This was a fairytale, and while we all knew to take it with a grain of Hollywood salt the size of Mount Rushmore, the basic story was incredibly inspiring. Until, that is, Michael Oher decided to shatter what he now calls a lie.

He is accusing that family, the Touheys, of never actually adopting him but of instead putting him under a legal conservatorship. He recently filed a lawsuit charging them with exploitation, alleging that they only wanted to control his money, and that he had no idea he wasn’t ever adopted.

Unfortunately for Oher, he wrote a memoir about a decade ago where he actually admits that he knew about the conservatorship, so in terms of lies he is already one up on the Touheys. Additionally, there is ample evidence in the record that Oher received the exact same share of proceeds from the movie as the Touheys’ biological children, who always considered him a brother.

What should have been just another sad example of money corrupting family ties was taken to a new and disturbing level when people started bringing race into the mix. Articles began showing up with titles like Vox’s “Was ‘The Blind Side’s’ White Savior Narrative Built on a Lie?” and NPR’s ‘The Blind Side’s’ Drama Just Proves the Cheap, Meaningless Hope of White Savior Films”

When “To Kill A Mockingbird” was being prepared for its Broadway staging a few seasons ago, producer Aaron Sorkin was quoted as saying he wanted to minimize the “white savior” aspects of Harper Lee’s original narrative.

At the time he observed that “I realized something about my favorite scene in the movie and in the book ... at the end of the trial, Atticus is putting his stuff back in his briefcase. The courtroom has cleared out except for the people in what they call ‘the colored section.’ Everyone has stood up silently. Rev. Sykes says to Scout: Miss Jean Louise, stand up, your father’s passin’. That really is a white savior moment. And it’s a liberal fantasy that marginalized people will recognize me, that I’m one of the good ones.”

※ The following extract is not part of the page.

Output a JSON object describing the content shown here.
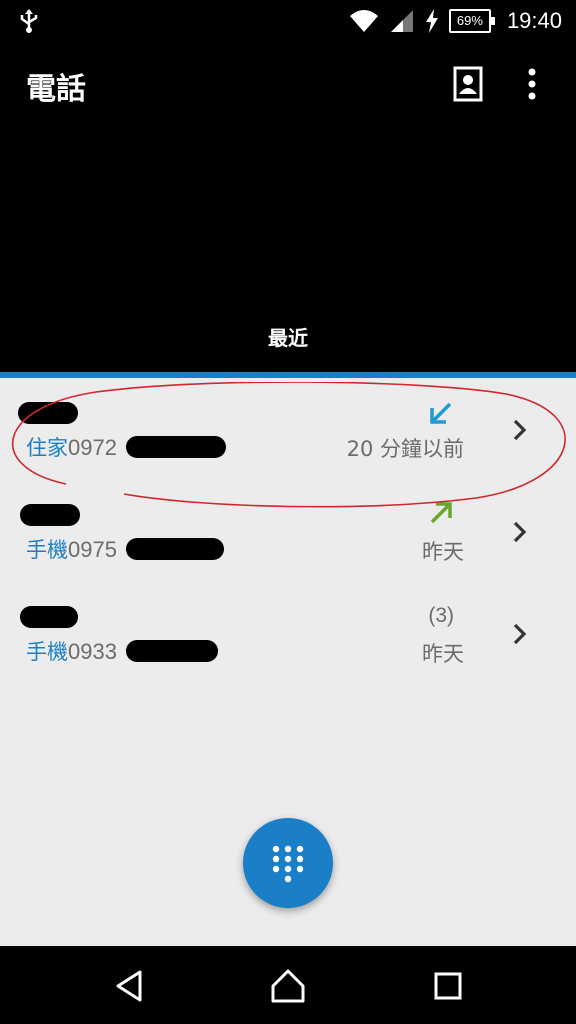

That iconic scene is probably my favorite, not just in that movie but in any movie. I admit that I think of my own father when I look at Gregory Peck’s stoic figure, saddened but not entirely defeated, because I imagine Daddy felt the same way when he lost his own cases down in Mississippi in 1967.

To now have someone take what was a tribute to the resilience of the human spirit, which has no color, creed or gender, and completely twist

it around angers me.

Yes, I am a white woman and I can’t exactly empathize with a homeless Black teen who was essentially abandoned by his drug-addicted birth mother.

But I am someone who doesn’t think that the color of the person who is throwing me a lifeline matters all that much.

Do you think that the parents who were desperate to save their children’s lives cared that renowned pediatric neurosurgeon Ben Carson was not a white man? I don’t.

So while I’m sure Michael Oher feels he was wronged, race has nothing to do with it. Only race baiters would see it that way.

Christine Flowers is an attorney and a columnist for the Delaware County Daily Times, and can be reached at